Dataset records:
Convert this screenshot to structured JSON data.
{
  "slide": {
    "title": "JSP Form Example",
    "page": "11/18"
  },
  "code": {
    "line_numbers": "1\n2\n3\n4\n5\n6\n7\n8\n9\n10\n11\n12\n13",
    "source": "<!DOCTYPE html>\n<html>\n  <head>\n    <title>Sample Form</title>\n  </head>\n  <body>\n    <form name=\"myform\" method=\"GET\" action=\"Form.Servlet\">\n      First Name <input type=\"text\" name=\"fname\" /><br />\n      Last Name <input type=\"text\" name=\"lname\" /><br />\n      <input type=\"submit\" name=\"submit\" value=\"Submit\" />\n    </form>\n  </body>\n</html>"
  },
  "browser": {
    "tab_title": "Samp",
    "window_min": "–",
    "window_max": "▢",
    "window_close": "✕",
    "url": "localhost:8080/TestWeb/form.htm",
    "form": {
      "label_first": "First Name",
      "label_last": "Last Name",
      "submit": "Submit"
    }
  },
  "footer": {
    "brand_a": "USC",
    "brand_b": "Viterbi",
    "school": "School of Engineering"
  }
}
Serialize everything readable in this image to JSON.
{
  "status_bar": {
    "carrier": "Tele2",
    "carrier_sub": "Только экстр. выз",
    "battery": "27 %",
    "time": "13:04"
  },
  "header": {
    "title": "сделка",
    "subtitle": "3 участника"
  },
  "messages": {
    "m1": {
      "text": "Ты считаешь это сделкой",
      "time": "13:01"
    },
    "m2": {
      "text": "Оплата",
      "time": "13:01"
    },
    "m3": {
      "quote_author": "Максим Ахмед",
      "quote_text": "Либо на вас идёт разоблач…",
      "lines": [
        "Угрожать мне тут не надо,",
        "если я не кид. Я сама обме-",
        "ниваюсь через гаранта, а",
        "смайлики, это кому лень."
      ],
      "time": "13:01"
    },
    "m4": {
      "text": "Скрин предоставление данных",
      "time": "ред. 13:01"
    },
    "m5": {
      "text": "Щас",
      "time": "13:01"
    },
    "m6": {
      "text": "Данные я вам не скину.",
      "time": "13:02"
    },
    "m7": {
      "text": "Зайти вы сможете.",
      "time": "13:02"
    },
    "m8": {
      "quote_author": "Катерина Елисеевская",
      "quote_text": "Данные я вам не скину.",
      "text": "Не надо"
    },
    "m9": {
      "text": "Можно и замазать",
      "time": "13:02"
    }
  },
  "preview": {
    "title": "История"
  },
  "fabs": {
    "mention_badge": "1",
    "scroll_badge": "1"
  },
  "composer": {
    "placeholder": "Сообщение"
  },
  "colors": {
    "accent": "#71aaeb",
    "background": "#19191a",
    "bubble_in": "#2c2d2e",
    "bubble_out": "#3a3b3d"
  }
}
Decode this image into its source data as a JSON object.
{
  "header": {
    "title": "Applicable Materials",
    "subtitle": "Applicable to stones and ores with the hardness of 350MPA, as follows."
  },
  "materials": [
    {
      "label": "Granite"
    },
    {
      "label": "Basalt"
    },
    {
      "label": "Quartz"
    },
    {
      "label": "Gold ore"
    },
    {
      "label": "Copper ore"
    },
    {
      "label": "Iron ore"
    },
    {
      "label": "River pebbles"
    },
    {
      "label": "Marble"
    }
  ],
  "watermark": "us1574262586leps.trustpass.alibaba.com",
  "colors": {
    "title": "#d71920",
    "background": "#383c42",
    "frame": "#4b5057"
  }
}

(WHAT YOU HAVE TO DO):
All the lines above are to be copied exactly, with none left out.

(TASK SOLUTION):
Convert this screenshot to structured JSON data.
{
  "slide": {
    "title": "JSP Form Example",
    "page": "11/18"
  },
  "code": {
    "line_numbers": "1\n2\n3\n4\n5\n6\n7\n8\n9\n10\n11\n12\n13",
    "source": "<!DOCTYPE html>\n<html>\n  <head>\n    <title>Sample Form</title>\n  </head>\n  <body>\n    <form name=\"myform\" method=\"GET\" action=\"Form.Servlet\">\n      First Name <input type=\"text\" name=\"fname\" /><br />\n      Last Name <input type=\"text\" name=\"lname\" /><br />\n      <input type=\"submit\" name=\"submit\" value=\"Submit\" />\n    </form>\n  </body>\n</html>"
  },
  "browser": {
    "tab_title": "Samp",
    "window_min": "–",
    "window_max": "▢",
    "window_close": "✕",
    "url": "localhost:8080/TestWeb/form.htm",
    "form": {
      "label_first": "First Name",
      "label_last": "Last Name",
      "submit": "Submit"
    }
  },
  "footer": {
    "brand_a": "USC",
    "brand_b": "Viterbi",
    "school": "School of Engineering"
  }
}
Serialize everything readable in this image to JSON.
{
  "status_bar": {
    "carrier": "Tele2",
    "carrier_sub": "Только экстр. выз",
    "battery": "27 %",
    "time": "13:04"
  },
  "header": {
    "title": "сделка",
    "subtitle": "3 участника"
  },
  "messages": {
    "m1": {
      "text": "Ты считаешь это сделкой",
      "time": "13:01"
    },
    "m2": {
      "text": "Оплата",
      "time": "13:01"
    },
    "m3": {
      "quote_author": "Максим Ахмед",
      "quote_text": "Либо на вас идёт разоблач…",
      "lines": [
        "Угрожать мне тут не надо,",
        "если я не кид. Я сама обме-",
        "ниваюсь через гаранта, а",
        "смайлики, это кому лень."
      ],
      "time": "13:01"
    },
    "m4": {
      "text": "Скрин предоставление данных",
      "time": "ред. 13:01"
    },
    "m5": {
      "text": "Щас",
      "time": "13:01"
    },
    "m6": {
      "text": "Данные я вам не скину.",
      "time": "13:02"
    },
    "m7": {
      "text": "Зайти вы сможете.",
      "time": "13:02"
    },
    "m8": {
      "quote_author": "Катерина Елисеевская",
      "quote_text": "Данные я вам не скину.",
      "text": "Не надо"
    },
    "m9": {
      "text": "Можно и замазать",
      "time": "13:02"
    }
  },
  "preview": {
    "title": "История"
  },
  "fabs": {
    "mention_badge": "1",
    "scroll_badge": "1"
  },
  "composer": {
    "placeholder": "Сообщение"
  },
  "colors": {
    "accent": "#71aaeb",
    "background": "#19191a",
    "bubble_in": "#2c2d2e",
    "bubble_out": "#3a3b3d"
  }
}
Decode this image into its source data as a JSON object.
{
  "header": {
    "title": "Applicable Materials",
    "subtitle": "Applicable to stones and ores with the hardness of 350MPA, as follows."
  },
  "materials": [
    {
      "label": "Granite"
    },
    {
      "label": "Basalt"
    },
    {
      "label": "Quartz"
    },
    {
      "label": "Gold ore"
    },
    {
      "label": "Copper ore"
    },
    {
      "label": "Iron ore"
    },
    {
      "label": "River pebbles"
    },
    {
      "label": "Marble"
    }
  ],
  "watermark": "us1574262586leps.trustpass.alibaba.com",
  "colors": {
    "title": "#d71920",
    "background": "#383c42",
    "frame": "#4b5057"
  }
}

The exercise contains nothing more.